We released software and data regarding the GECO evaluation case studies on Zenodo.

10.5281/zenodo.47129
10.5281/zenodo.46552

EMF and XSD – How to add values to a Feature Map

Eclipse provides a nice feature to create ECore metamodels based on an XML Schema. While it is fairly simple to create a metamodel and subsequently generate Java code from the metamodel with a genmodel, there are some obstacles when using this Java implementation on code level. One prominent problem are features of a class which are realized with a FeatureMap. In this article I explain how to add instances to a FeatureMap.

Foundation

Usually, an XSD attribute is mapped to class EAttribute and XSD content is mapped to an EReference. However, it is possible in an XSD to allow multiple different types as content of an xsd:element. In those cases EMF realizes this mixed typed reference with a FeatureMap.

There is a lot of documentation available on how to read from such FeatureMap. For example:

However, these sources do not describe how to insert values into the map programmatically. Therefore, I investigated the issue and found one hint in a forum post. However, it is hard to understand when you do not understand a lot about feature maps. In an effort to document my solution, I decided to also post it on my blog, hoping some can benefit from it (and I certainly will, as I can now look it up for any place on this lovely planet).

Solution

Lets assume you have an XSD with an element data.

Based on this XSD you generated a metamodel, created a genmodel for this model, and generated the Java classes for the metamodel. In this case the there will by a Java class DataType with an attribute any of type <a href="http://download.eclipse.org/modeling/emf/emf/javadoc/2.5.0/org/eclipse/emf/ecore/util/FeatureMap.html">FeatureMap. Apart from the EClasses realizing the different element declarations, the generated Java code also contains a class YourPackageNameFactory and YourPackageNamePackage, where YourPackageName is (usually) the name of the root package of the metamodel plus some package prefix you defined.

Now you can implement code to create model elements. First, lets create a data element:

Second, lets create some content for the data element:

And third, assign the other element to the data element:

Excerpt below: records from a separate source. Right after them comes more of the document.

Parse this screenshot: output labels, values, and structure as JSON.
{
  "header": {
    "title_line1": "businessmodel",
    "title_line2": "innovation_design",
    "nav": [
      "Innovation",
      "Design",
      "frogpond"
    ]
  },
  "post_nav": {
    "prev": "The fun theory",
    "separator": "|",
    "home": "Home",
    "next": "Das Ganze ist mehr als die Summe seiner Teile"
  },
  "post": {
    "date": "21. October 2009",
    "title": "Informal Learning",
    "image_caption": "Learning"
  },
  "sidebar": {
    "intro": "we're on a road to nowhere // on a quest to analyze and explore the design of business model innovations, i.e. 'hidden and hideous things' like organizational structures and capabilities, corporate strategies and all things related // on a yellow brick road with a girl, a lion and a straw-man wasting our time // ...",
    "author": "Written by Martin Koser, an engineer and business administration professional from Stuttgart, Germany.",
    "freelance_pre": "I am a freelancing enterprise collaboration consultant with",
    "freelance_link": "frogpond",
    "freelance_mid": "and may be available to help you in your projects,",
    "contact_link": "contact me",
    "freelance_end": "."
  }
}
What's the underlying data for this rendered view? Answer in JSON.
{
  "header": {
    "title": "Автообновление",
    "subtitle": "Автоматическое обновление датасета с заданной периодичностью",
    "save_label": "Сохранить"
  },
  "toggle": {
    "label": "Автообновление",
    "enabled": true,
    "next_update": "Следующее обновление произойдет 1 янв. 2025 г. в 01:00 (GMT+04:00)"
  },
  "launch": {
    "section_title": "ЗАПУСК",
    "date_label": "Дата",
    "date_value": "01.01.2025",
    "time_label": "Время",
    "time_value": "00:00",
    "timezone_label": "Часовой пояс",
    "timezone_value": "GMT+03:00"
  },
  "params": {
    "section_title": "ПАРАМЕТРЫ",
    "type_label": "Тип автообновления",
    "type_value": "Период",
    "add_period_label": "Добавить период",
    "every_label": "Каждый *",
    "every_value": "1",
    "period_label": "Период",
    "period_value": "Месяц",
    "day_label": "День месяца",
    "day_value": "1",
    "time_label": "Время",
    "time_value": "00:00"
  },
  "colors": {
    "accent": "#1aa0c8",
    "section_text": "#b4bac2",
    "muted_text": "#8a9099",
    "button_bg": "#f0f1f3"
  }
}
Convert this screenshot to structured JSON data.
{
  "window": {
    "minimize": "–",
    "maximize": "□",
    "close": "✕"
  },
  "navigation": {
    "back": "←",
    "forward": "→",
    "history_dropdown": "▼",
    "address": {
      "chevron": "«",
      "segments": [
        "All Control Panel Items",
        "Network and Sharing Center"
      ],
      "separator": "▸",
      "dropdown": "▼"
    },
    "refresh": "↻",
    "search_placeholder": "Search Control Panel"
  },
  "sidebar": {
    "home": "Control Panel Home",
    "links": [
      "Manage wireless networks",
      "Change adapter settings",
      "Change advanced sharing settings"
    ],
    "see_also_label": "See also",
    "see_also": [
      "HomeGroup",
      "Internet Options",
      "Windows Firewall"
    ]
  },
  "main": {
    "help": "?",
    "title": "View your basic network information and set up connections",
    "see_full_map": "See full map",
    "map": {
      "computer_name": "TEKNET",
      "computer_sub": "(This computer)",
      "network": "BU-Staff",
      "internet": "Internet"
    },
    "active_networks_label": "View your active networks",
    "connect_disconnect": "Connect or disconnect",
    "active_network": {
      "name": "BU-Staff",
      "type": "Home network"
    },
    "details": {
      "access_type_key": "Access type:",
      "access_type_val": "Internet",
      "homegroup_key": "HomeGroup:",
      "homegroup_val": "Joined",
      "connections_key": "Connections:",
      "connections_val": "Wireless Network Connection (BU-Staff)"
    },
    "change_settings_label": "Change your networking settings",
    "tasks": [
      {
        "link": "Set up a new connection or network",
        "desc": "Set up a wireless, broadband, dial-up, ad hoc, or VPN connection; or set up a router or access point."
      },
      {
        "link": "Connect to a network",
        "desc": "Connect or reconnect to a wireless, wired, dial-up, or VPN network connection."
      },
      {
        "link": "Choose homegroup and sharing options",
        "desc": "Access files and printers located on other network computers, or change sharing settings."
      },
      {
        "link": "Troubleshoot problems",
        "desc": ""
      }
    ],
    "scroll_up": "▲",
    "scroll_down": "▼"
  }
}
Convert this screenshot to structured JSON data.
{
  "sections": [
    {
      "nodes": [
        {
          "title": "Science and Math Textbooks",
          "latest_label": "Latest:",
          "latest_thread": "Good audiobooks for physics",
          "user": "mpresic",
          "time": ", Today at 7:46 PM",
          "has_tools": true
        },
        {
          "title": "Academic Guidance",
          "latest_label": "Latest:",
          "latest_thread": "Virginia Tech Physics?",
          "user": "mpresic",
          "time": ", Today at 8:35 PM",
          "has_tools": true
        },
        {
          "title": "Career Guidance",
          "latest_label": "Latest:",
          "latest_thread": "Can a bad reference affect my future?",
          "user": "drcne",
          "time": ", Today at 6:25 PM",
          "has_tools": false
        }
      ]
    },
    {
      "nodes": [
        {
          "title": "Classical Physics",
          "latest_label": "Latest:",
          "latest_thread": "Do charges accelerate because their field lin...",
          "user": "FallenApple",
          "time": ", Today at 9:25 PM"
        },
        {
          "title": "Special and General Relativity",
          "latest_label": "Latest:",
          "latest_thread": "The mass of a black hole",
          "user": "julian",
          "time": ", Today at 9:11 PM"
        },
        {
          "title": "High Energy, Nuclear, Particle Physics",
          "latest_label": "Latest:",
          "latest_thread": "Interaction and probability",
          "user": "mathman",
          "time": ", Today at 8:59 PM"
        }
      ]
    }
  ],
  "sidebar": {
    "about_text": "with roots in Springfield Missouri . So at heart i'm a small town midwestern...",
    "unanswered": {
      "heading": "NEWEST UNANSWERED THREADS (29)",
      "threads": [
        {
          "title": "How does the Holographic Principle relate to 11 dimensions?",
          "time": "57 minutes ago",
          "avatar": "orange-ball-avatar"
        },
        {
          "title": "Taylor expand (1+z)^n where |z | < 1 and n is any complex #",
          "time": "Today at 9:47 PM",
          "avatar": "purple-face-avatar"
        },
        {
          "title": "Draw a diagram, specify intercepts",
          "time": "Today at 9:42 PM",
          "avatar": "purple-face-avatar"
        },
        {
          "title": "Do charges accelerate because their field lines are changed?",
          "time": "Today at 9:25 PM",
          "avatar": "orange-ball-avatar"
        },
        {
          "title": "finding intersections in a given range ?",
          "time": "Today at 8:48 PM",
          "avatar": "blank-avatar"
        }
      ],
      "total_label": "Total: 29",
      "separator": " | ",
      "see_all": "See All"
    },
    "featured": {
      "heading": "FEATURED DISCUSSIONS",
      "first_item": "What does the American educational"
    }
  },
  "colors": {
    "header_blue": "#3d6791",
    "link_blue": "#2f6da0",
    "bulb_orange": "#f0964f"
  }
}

YourPackageNamePackage provides accessors for classes, features, operations, enumerations, and data types. The signature of the add method of the FeatureMap any requires as first parameter a structural feature. They are named getFeatureName_AttributeName.

Hope that helps. Any comments welcome.